Extracted records:
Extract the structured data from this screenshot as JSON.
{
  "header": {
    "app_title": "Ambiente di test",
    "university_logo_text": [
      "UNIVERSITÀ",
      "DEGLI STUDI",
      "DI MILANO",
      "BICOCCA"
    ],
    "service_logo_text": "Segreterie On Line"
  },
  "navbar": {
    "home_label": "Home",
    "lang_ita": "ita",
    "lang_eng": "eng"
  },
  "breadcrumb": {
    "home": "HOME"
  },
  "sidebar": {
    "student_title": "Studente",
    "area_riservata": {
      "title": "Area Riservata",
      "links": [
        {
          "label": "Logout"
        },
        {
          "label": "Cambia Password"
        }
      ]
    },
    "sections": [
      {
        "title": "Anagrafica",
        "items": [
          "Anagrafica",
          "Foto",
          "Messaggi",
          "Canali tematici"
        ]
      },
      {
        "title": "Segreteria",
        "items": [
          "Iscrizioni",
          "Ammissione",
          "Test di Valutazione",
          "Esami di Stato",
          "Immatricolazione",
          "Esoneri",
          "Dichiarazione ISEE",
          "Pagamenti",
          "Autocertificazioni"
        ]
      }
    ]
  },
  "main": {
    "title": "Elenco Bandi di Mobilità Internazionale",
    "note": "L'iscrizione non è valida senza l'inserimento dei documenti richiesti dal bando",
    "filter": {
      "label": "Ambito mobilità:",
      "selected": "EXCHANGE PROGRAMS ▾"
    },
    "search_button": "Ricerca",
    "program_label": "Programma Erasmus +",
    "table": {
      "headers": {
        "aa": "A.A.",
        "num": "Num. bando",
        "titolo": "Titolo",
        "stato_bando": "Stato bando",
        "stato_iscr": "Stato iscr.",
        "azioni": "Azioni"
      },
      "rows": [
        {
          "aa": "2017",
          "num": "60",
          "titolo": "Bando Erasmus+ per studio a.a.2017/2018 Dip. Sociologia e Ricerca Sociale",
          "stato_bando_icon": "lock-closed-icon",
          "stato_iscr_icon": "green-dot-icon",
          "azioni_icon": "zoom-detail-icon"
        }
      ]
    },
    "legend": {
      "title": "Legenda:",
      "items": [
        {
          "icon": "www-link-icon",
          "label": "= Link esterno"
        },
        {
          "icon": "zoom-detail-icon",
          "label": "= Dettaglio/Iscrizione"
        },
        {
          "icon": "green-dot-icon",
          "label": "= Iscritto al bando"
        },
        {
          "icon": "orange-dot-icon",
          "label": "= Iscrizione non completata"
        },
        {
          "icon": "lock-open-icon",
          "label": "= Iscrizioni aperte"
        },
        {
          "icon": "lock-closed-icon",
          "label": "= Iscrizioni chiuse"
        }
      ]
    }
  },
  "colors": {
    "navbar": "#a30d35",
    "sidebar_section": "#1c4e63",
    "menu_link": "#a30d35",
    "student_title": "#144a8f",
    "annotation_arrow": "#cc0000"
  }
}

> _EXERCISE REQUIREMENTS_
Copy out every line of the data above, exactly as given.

> _RESULT OF THE EXERCISE_
Extract the structured data from this screenshot as JSON.
{
  "header": {
    "app_title": "Ambiente di test",
    "university_logo_text": [
      "UNIVERSITÀ",
      "DEGLI STUDI",
      "DI MILANO",
      "BICOCCA"
    ],
    "service_logo_text": "Segreterie On Line"
  },
  "navbar": {
    "home_label": "Home",
    "lang_ita": "ita",
    "lang_eng": "eng"
  },
  "breadcrumb": {
    "home": "HOME"
  },
  "sidebar": {
    "student_title": "Studente",
    "area_riservata": {
      "title": "Area Riservata",
      "links": [
        {
          "label": "Logout"
        },
        {
          "label": "Cambia Password"
        }
      ]
    },
    "sections": [
      {
        "title": "Anagrafica",
        "items": [
          "Anagrafica",
          "Foto",
          "Messaggi",
          "Canali tematici"
        ]
      },
      {
        "title": "Segreteria",
        "items": [
          "Iscrizioni",
          "Ammissione",
          "Test di Valutazione",
          "Esami di Stato",
          "Immatricolazione",
          "Esoneri",
          "Dichiarazione ISEE",
          "Pagamenti",
          "Autocertificazioni"
        ]
      }
    ]
  },
  "main": {
    "title": "Elenco Bandi di Mobilità Internazionale",
    "note": "L'iscrizione non è valida senza l'inserimento dei documenti richiesti dal bando",
    "filter": {
      "label": "Ambito mobilità:",
      "selected": "EXCHANGE PROGRAMS ▾"
    },
    "search_button": "Ricerca",
    "program_label": "Programma Erasmus +",
    "table": {
      "headers": {
        "aa": "A.A.",
        "num": "Num. bando",
        "titolo": "Titolo",
        "stato_bando": "Stato bando",
        "stato_iscr": "Stato iscr.",
        "azioni": "Azioni"
      },
      "rows": [
        {
          "aa": "2017",
          "num": "60",
          "titolo": "Bando Erasmus+ per studio a.a.2017/2018 Dip. Sociologia e Ricerca Sociale",
          "stato_bando_icon": "lock-closed-icon",
          "stato_iscr_icon": "green-dot-icon",
          "azioni_icon": "zoom-detail-icon"
        }
      ]
    },
    "legend": {
      "title": "Legenda:",
      "items": [
        {
          "icon": "www-link-icon",
          "label": "= Link esterno"
        },
        {
          "icon": "zoom-detail-icon",
          "label": "= Dettaglio/Iscrizione"
        },
        {
          "icon": "green-dot-icon",
          "label": "= Iscritto al bando"
        },
        {
          "icon": "orange-dot-icon",
          "label": "= Iscrizione non completata"
        },
        {
          "icon": "lock-open-icon",
          "label": "= Iscrizioni aperte"
        },
        {
          "icon": "lock-closed-icon",
          "label": "= Iscrizioni chiuse"
        }
      ]
    }
  },
  "colors": {
    "navbar": "#a30d35",
    "sidebar_section": "#1c4e63",
    "menu_link": "#a30d35",
    "student_title": "#144a8f",
    "annotation_arrow": "#cc0000"
  }
}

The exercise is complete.